comment by TAG · 2020-09-15T11:07:04.412Z · score: 1 (1 votes) · LW(p) · GW(p)

Why should something that is possible but low probability have so much impact?

comment by ike · 2020-09-15T13:19:14.243Z · score: 1 (1 votes) · LW(p) · GW(p)

The argument is laid out in OP.

comment by TAG · 2020-09-17T18:14:01.549Z · score: 1 (1 votes) · LW(p) · GW(p)

I don't see any mention of probability.

comment by ike · 2020-09-17T18:52:41.512Z · score: 1 (1 votes) · LW(p) · GW(p)

The argument does not depend on probability.

If you disagree with the conclusion, please explain which premise is wrong, or explain how the conclusion can be false despite all premises holding.

comment by TAG · 2020-09-17T19:32:34.685Z · score: 1 (1 votes) · LW(p) · GW(p)

Since the argument does not mention probability, it doesn't refute the counterargument that unlikely scenarios involving simulations or multiple universes don't significantly undermine the ability to make claims about ontology.

comment by ike · 2020-09-17T22:04:29.653Z · score: 1 (1 votes) · LW(p) · GW(p)

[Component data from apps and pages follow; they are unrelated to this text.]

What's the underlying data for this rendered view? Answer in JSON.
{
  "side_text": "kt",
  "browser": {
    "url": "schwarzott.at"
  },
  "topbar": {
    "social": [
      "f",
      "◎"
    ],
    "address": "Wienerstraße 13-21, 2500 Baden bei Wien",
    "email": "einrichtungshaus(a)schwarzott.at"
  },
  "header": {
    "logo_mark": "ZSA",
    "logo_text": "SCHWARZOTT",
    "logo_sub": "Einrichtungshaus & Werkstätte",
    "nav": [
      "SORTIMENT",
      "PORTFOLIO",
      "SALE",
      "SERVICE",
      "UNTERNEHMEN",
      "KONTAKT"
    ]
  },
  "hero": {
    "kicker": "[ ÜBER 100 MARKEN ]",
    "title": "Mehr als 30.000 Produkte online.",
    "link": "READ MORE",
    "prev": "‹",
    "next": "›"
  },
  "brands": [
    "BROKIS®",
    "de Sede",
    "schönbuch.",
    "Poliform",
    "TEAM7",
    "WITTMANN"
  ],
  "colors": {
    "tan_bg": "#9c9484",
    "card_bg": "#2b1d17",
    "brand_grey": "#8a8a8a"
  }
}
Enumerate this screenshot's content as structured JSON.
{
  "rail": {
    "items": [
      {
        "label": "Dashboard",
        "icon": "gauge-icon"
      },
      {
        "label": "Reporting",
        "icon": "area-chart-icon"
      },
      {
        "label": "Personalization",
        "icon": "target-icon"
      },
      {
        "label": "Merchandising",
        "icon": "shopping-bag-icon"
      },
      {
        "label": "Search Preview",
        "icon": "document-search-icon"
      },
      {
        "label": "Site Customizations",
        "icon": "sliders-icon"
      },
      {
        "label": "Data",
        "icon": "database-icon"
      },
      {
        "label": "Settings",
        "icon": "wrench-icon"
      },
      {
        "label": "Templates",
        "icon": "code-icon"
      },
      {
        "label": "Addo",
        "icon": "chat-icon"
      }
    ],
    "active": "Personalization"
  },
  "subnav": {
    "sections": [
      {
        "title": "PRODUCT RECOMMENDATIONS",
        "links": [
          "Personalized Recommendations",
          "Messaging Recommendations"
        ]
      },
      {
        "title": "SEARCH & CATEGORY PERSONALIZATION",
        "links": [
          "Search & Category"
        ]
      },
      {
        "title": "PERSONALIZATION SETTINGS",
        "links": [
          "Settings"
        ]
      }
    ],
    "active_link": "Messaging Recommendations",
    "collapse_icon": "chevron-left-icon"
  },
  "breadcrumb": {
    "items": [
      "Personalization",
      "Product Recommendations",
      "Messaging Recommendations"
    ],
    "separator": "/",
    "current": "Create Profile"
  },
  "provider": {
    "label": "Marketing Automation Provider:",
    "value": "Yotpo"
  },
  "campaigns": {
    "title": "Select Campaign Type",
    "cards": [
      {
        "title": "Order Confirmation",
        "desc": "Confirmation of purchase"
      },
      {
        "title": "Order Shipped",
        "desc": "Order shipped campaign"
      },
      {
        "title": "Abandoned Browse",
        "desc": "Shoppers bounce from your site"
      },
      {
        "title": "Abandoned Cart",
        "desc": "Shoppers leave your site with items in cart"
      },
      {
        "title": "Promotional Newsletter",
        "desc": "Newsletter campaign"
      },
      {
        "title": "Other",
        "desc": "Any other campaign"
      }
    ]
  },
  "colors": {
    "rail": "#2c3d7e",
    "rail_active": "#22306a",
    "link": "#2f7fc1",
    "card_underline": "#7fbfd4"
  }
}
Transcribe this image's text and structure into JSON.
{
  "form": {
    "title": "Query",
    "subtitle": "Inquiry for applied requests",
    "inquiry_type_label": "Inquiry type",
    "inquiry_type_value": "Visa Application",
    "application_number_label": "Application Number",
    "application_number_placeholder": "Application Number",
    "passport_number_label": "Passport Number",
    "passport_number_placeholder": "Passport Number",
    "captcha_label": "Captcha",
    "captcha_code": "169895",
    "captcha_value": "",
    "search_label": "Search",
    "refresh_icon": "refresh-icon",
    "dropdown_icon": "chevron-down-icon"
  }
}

That's not a counterargument, as it's fully consistent with the conclusion.

comment by TAG · 2020-09-18T10:04:18.088Z · score: 1 (1 votes) · LW(p) · GW(p)

don’t significantly undermine the ability to make claims about ontology.

comment by ike · 2020-09-18T15:00:44.003Z · score: 1 (1 votes) · LW(p) · GW(p)

If you take that as a premise and you consider it contradictory to my conclusion and you accept my premises, then the premises you accept imply a contradiction. That's your problem, not mine.

comment by TAG · 2020-09-21T17:49:35.744Z · score: 1 (1 votes) · LW(p) · GW(p)

Read back,there's an even number of negatives.

comment by ike · 2020-09-21T19:55:47.943Z · score: 1 (1 votes) · LW(p) · GW(p)

Not following. Can you state your point plainly? Which part of my argument do you reject?

comment by Cookie Factory (cookie-factory) · 2020-09-12T17:16:18.719Z · score: -6 (3 votes) · LW(p) · GW(p)

Like flowers in the spring and leaves in the fall, the decline phase within the civilization cycle brings out all the flavor du jour takes on solipsism and nihilism from the nerd demographic. The more things change the more they stay the same.